WORK ITEM:
The copy must match the data word for word and contain no pictures.

DATASET EXTRACT:
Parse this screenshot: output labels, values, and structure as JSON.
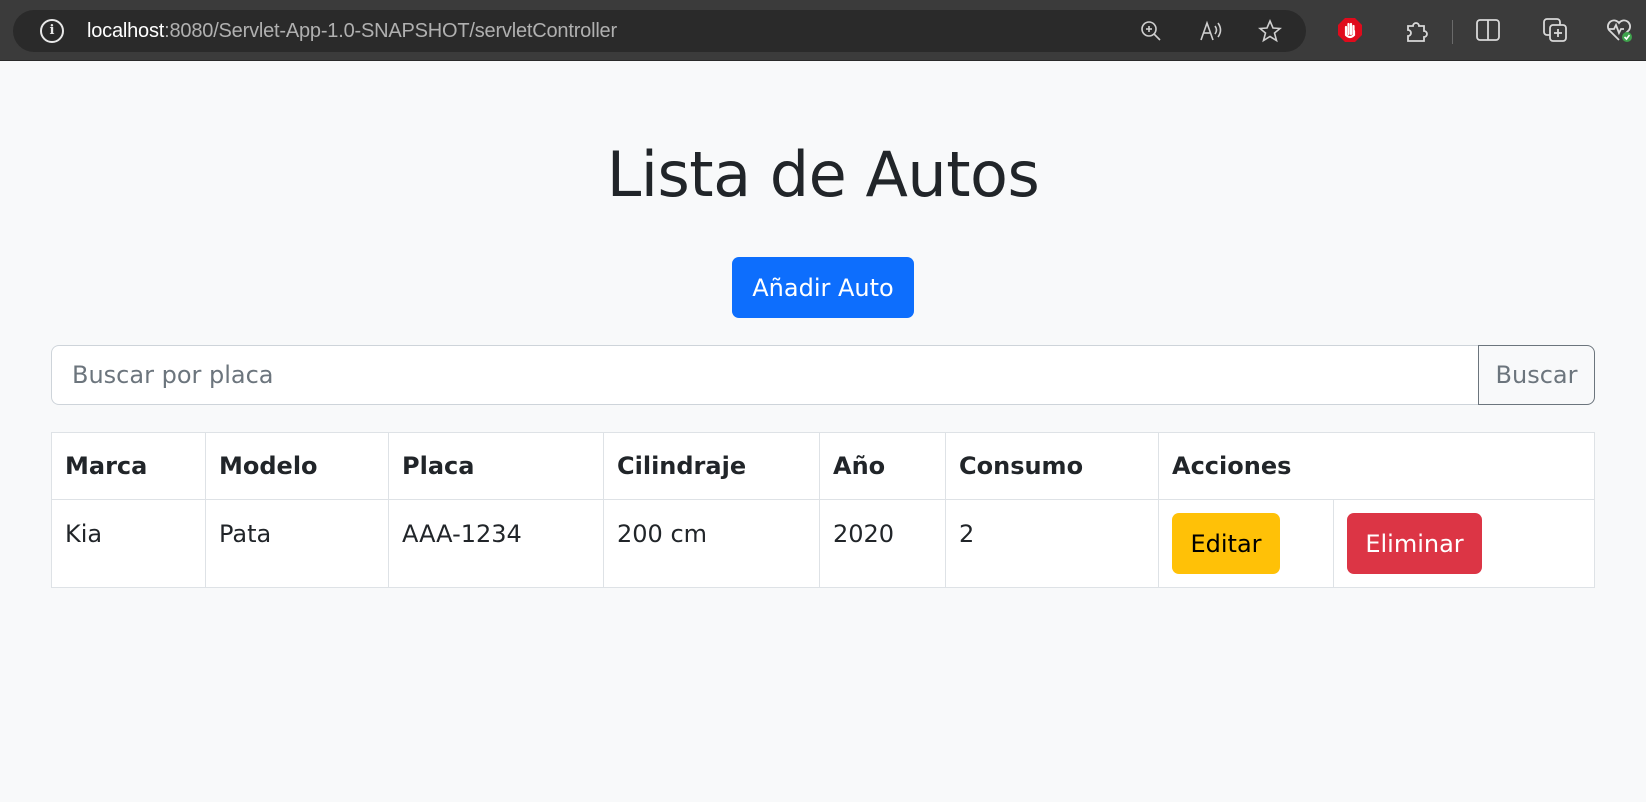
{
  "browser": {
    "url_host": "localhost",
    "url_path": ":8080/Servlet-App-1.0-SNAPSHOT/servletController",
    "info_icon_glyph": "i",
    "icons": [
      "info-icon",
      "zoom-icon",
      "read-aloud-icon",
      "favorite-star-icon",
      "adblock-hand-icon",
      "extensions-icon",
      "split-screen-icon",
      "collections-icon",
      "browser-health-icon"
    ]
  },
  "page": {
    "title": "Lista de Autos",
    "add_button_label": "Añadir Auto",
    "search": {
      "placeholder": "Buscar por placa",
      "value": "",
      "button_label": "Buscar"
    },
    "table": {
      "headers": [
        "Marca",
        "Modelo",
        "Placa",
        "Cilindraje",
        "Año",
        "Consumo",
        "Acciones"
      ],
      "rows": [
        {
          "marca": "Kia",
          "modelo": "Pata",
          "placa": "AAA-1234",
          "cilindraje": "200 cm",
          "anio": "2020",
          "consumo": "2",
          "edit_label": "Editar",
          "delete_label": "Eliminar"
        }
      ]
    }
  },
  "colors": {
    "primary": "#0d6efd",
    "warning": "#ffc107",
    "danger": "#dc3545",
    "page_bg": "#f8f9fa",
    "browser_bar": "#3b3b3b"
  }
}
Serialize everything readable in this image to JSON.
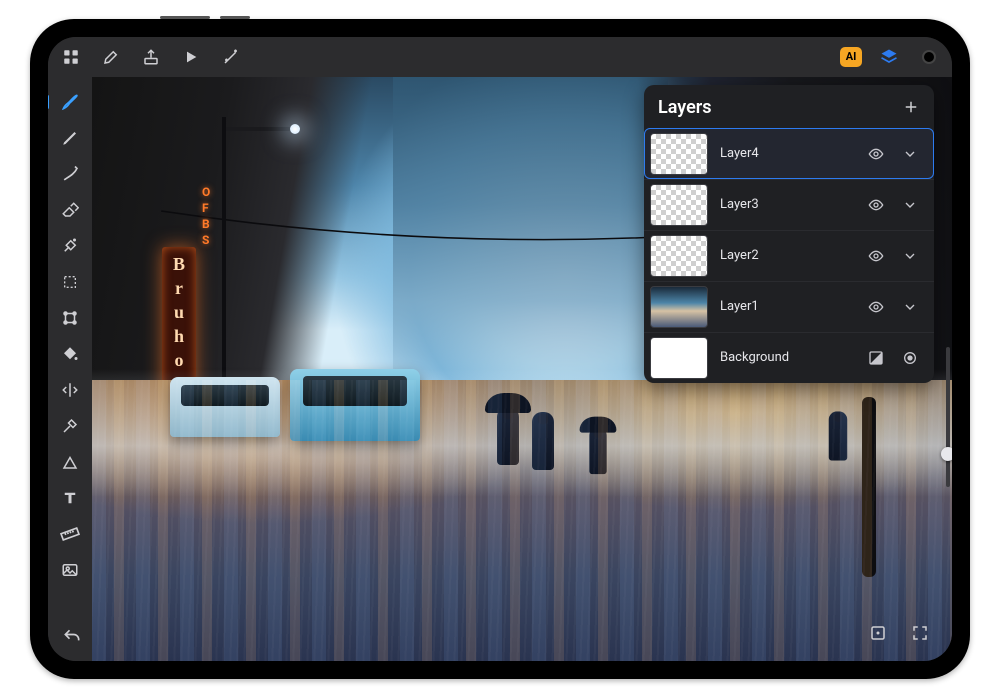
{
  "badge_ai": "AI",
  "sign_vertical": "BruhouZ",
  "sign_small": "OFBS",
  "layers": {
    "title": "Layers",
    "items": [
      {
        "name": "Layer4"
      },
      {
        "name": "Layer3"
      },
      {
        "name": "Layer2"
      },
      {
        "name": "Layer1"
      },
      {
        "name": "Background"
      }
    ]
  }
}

OUTPUT OF THE TASK:
Parse this screenshot: output labels, values, and structure as JSON.
{
  "browser": {
    "url_host": "localhost",
    "url_path": ":8080/Servlet-App-1.0-SNAPSHOT/servletController",
    "info_icon_glyph": "i",
    "icons": [
      "info-icon",
      "zoom-icon",
      "read-aloud-icon",
      "favorite-star-icon",
      "adblock-hand-icon",
      "extensions-icon",
      "split-screen-icon",
      "collections-icon",
      "browser-health-icon"
    ]
  },
  "page": {
    "title": "Lista de Autos",
    "add_button_label": "Añadir Auto",
    "search": {
      "placeholder": "Buscar por placa",
      "value": "",
      "button_label": "Buscar"
    },
    "table": {
      "headers": [
        "Marca",
        "Modelo",
        "Placa",
        "Cilindraje",
        "Año",
        "Consumo",
        "Acciones"
      ],
      "rows": [
        {
          "marca": "Kia",
          "modelo": "Pata",
          "placa": "AAA-1234",
          "cilindraje": "200 cm",
          "anio": "2020",
          "consumo": "2",
          "edit_label": "Editar",
          "delete_label": "Eliminar"
        }
      ]
    }
  },
  "colors": {
    "primary": "#0d6efd",
    "warning": "#ffc107",
    "danger": "#dc3545",
    "page_bg": "#f8f9fa",
    "browser_bar": "#3b3b3b"
  }
}
Serialize everything readable in this image to JSON.
{
  "badge_ai": "AI",
  "sign_vertical": "BruhouZ",
  "sign_small": "OFBS",
  "layers": {
    "title": "Layers",
    "items": [
      {
        "name": "Layer4"
      },
      {
        "name": "Layer3"
      },
      {
        "name": "Layer2"
      },
      {
        "name": "Layer1"
      },
      {
        "name": "Background"
      }
    ]
  }
}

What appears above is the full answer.